◆ Exercise details ◆
Report each line of the listing that carries the word "desktop".

◆ Record set ◆

-=-=-

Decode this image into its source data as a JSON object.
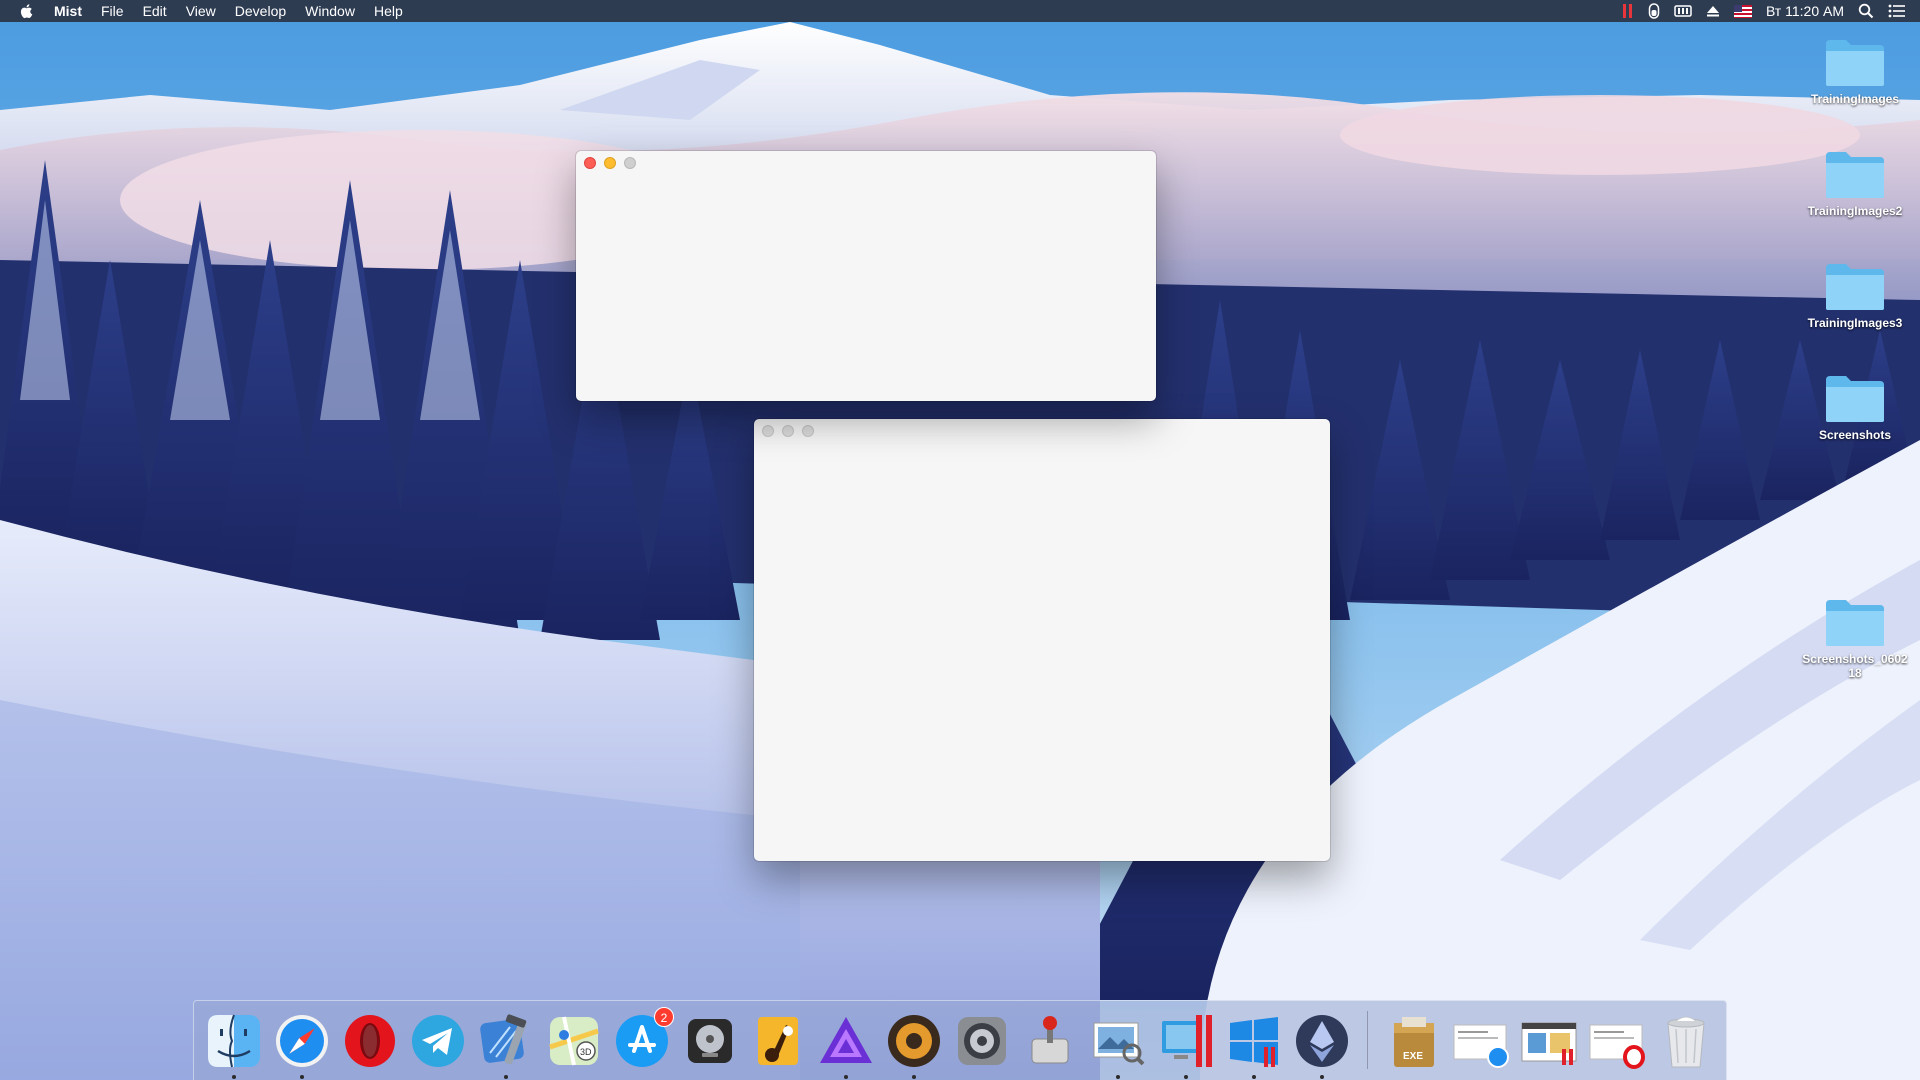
{
  "menubar": {
    "apple_icon": "apple-logo-icon",
    "app_name": "Mist",
    "menus": [
      "File",
      "Edit",
      "View",
      "Develop",
      "Window",
      "Help"
    ],
    "status_icons": [
      "parallels-icon",
      "mouse-battery-icon",
      "keyboard-icon",
      "eject-icon",
      "us-flag-input-icon"
    ],
    "clock": "Вт 11:20 AM",
    "search_icon": "spotlight-search-icon",
    "notification_icon": "notification-center-icon"
  },
  "desktop": {
    "folders": [
      {
        "label": "TrainingImages"
      },
      {
        "label": "TrainingImages2"
      },
      {
        "label": "TrainingImages3"
      },
      {
        "label": "Screenshots"
      },
      {
        "label": "Screenshots_060218"
      }
    ]
  },
  "windows": [
    {
      "name": "front-window",
      "state": "active"
    },
    {
      "name": "back-window",
      "state": "inactive"
    }
  ],
  "dock": {
    "items": [
      {
        "icon": "finder-icon",
        "running": true
      },
      {
        "icon": "safari-icon",
        "running": true
      },
      {
        "icon": "opera-icon",
        "running": false
      },
      {
        "icon": "telegram-icon",
        "running": false
      },
      {
        "icon": "xcode-icon",
        "running": true
      },
      {
        "icon": "maps-icon",
        "running": false
      },
      {
        "icon": "app-store-icon",
        "running": false,
        "badge": "2"
      },
      {
        "icon": "disk-utility-icon",
        "running": false
      },
      {
        "icon": "garageband-icon",
        "running": false
      },
      {
        "icon": "affinity-photo-icon",
        "running": true
      },
      {
        "icon": "speaker-app-icon",
        "running": true
      },
      {
        "icon": "system-preferences-icon",
        "running": false
      },
      {
        "icon": "joystick-app-icon",
        "running": false
      },
      {
        "icon": "preview-icon",
        "running": true
      },
      {
        "icon": "parallels-desktop-icon",
        "running": true
      },
      {
        "icon": "windows-vm-icon",
        "running": true
      },
      {
        "icon": "ethereum-wallet-icon",
        "running": true
      },
      {
        "icon": "exe-archive-icon",
        "running": false
      },
      {
        "icon": "minimized-safari-window-icon",
        "running": false
      },
      {
        "icon": "minimized-parallels-window-icon",
        "running": false
      },
      {
        "icon": "minimized-opera-window-icon",
        "running": false
      },
      {
        "icon": "trash-icon",
        "running": false
      }
    ]
  }
}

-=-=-

◆ Output ◆
  "desktop": {
        "icon": "parallels-desktop-icon",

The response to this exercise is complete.